Making matters even worse, most of the healthcare folks who tell us we really ought to be adding back eggs or “at least eating fish” claim to be “holistic.” This means that they see health as a continuum and the human being as a body-mind-spirit whole, here to grow and contribute in a harmonious connection with others and with nature. How, in the name of all that’s gracious, can anybody claim to be “holistic” when recommending the consumption of violence? And when their recommendations contribute to environmental destruction? It’s like the old Quaker line that a man says to his wife, “Me thinks the whole world is crazy except for me and thee, and sometimes I wonder about thee.”
My suggestion is this: Do all you can, within the confines of location and insurance, to seek out healthcare practitioners who at least respect your beliefs and ideally share them. You can find such people through the Plantrician Project and the American Academy of Lifestyle Medicine. And even in specialties that traditionally praise and prescribe an animal-heavy diet, some Vegans are practicing already, and more are coming along all the time.
It’s also helpful to remember that people get well through many systems. I know of folks who have healed themselves with macrobiotics, raw food, fasting, and with the Ayurvedic pull-out-the-stops treatment, panchakarma (which can be done without dairy products). Of course I know plenty of people who are currently alive and well, thanks to Western drugs and surgery. And I’ve known a few who regained their health because of a Christian Science practitioner. There is no one size fits all, but there is One Life in All. When we honor that, and when our choices reflect it, we have an indestructable moral baseline. Once that is in place, we can make our own healthcare decisions.
Victoria Moran, CHHC/AADP, RYT-200, is the author of Main Street Vegan and The Love Powered-Diet, and host of the Victoria Moran Podcast: Meetings With Remarkable Women. She is also the founder and director of Main Street Vegan Academy, and cofounder and codirector of the Compassion Consortium, a spiritual center for animal advocates. Please check out her brand new author website, www.victoriamoran.com, and sign up there to receive messages.

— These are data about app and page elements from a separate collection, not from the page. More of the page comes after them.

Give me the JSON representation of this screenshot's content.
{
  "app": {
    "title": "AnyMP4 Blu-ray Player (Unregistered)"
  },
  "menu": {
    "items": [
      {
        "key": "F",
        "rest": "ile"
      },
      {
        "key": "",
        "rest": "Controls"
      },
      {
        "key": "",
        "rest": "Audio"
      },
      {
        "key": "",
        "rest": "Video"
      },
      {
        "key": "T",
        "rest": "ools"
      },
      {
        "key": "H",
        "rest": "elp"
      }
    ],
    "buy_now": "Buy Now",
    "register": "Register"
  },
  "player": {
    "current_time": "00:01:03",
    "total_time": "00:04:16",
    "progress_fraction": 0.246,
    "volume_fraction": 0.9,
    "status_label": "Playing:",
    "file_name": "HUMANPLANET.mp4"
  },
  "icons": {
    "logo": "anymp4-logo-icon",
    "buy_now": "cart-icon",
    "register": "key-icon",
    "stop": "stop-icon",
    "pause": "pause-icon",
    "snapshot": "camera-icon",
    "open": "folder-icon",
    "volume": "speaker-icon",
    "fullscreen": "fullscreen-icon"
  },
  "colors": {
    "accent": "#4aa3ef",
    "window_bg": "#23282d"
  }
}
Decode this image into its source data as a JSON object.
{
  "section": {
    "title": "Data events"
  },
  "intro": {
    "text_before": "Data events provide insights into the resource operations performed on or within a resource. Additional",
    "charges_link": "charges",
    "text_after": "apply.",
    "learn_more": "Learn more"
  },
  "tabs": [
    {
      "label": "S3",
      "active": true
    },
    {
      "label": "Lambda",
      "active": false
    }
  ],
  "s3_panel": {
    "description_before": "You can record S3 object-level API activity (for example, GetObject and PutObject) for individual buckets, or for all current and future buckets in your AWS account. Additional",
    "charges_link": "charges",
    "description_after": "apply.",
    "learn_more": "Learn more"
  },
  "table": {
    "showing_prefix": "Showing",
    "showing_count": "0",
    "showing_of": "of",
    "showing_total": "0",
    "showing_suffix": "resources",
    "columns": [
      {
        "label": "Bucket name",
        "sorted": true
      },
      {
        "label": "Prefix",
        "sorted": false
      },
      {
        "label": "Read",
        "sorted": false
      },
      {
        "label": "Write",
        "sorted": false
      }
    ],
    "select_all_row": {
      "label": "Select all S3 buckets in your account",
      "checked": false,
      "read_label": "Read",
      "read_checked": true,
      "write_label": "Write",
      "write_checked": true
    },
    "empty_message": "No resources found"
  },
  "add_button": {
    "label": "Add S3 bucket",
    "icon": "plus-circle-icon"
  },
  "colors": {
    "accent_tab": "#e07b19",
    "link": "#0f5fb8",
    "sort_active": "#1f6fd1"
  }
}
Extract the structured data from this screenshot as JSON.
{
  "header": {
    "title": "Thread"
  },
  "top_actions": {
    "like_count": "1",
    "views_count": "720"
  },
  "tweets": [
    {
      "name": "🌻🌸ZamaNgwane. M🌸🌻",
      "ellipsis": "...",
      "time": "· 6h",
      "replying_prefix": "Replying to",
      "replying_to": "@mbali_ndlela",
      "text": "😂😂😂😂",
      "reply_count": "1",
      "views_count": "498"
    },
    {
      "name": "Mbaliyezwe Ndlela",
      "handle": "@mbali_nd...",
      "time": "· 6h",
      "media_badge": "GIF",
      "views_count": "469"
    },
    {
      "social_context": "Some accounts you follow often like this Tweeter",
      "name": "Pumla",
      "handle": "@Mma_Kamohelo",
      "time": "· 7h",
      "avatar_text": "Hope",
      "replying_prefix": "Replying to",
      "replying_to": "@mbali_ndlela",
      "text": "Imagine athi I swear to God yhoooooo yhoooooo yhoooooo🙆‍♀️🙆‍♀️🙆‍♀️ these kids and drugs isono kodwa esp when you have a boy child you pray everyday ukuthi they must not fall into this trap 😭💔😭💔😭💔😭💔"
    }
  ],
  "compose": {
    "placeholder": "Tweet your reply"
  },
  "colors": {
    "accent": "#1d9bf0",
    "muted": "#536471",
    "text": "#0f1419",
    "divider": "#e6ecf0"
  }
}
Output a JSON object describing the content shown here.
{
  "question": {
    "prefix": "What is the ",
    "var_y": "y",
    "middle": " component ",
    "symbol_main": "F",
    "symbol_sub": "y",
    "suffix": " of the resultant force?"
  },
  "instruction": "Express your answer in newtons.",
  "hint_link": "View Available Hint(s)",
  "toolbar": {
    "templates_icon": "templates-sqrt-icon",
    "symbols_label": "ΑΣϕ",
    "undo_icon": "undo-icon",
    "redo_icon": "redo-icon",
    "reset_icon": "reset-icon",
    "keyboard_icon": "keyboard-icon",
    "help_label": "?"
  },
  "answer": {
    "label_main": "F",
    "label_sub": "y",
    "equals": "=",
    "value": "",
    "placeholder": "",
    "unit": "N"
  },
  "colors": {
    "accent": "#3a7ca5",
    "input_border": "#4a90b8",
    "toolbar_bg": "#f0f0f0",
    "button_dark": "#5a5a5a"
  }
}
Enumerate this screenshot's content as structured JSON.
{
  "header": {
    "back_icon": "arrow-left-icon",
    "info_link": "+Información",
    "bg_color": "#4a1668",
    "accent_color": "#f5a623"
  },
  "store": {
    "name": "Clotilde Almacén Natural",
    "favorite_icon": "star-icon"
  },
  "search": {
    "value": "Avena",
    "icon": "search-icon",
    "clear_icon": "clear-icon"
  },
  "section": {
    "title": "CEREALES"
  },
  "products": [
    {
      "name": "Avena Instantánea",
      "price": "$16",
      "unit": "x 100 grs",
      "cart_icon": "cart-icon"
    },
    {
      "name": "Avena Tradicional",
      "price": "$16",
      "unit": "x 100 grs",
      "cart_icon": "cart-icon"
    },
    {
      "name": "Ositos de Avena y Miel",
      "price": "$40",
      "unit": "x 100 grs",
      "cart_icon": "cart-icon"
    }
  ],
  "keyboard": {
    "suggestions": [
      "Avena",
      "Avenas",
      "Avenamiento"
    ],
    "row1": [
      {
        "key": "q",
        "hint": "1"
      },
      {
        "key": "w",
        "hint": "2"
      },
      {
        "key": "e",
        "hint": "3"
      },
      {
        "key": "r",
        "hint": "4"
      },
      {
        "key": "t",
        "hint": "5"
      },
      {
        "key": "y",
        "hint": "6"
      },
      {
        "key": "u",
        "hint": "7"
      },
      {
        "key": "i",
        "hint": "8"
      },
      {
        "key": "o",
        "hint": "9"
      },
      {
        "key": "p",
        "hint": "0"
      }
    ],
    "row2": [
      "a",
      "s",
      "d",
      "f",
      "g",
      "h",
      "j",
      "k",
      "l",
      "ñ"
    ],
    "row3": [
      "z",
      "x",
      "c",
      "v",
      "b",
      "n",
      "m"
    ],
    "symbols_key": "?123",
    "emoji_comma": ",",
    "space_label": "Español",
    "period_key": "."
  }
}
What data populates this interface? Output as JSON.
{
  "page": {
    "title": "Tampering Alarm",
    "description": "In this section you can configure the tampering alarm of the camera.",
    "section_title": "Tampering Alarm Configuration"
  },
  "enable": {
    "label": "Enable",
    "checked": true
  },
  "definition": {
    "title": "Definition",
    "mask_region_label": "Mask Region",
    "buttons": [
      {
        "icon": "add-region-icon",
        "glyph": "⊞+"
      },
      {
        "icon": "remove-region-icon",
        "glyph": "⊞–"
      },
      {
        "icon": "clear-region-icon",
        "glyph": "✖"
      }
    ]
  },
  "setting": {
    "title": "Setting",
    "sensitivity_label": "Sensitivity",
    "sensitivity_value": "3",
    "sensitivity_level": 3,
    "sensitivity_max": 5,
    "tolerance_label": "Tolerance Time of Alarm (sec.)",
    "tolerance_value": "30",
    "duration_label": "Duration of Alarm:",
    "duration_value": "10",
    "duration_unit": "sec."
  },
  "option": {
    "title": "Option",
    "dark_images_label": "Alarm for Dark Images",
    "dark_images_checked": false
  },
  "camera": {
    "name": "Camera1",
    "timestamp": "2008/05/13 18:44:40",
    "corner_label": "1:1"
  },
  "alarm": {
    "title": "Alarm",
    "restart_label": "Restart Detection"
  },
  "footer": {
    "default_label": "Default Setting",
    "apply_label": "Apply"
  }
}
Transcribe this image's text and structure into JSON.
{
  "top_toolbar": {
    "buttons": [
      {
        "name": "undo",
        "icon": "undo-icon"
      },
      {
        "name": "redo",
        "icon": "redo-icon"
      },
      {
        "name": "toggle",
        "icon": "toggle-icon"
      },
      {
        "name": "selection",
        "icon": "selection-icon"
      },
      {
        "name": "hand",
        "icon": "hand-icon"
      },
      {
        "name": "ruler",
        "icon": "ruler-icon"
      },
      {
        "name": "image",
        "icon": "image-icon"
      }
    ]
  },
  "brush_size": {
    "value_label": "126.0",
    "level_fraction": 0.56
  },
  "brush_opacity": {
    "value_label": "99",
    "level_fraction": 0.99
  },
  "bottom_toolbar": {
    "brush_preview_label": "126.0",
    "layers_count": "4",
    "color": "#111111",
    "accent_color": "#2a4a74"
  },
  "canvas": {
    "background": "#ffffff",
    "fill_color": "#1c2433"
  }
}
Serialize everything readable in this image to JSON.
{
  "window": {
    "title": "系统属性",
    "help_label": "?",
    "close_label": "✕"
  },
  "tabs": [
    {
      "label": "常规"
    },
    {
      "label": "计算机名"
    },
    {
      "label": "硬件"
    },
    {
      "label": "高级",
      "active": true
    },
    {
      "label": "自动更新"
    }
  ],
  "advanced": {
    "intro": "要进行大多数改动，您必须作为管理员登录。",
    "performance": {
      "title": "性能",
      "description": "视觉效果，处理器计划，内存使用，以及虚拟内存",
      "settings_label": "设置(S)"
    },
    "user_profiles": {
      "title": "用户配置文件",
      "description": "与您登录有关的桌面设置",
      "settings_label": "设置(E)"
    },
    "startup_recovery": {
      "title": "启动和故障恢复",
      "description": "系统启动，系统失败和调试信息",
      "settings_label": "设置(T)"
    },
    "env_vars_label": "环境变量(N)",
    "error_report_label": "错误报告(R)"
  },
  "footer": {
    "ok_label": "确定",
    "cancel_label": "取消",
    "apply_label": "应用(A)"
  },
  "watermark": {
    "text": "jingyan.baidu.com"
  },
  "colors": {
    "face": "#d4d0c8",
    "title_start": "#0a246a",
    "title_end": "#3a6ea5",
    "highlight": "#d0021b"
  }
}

Also, consider tuning in for Compassionate Film Night at the Compassion Consortium October 11th. It’s recommended that you first treat yourself to a rental of the classic and glorious feature film about St. Francis, Brother Sun, Sister Moon, and then join us for a panel discussion about Francis and his relationship with animals and nature, featuring Rev. Janet Chapman, Vegan historian Elaine Hutchison, and Rev. Fr. John Dear, the noted peace activist who was nominated for the Nobel Peace Prize by Bishop Desmond Tutu.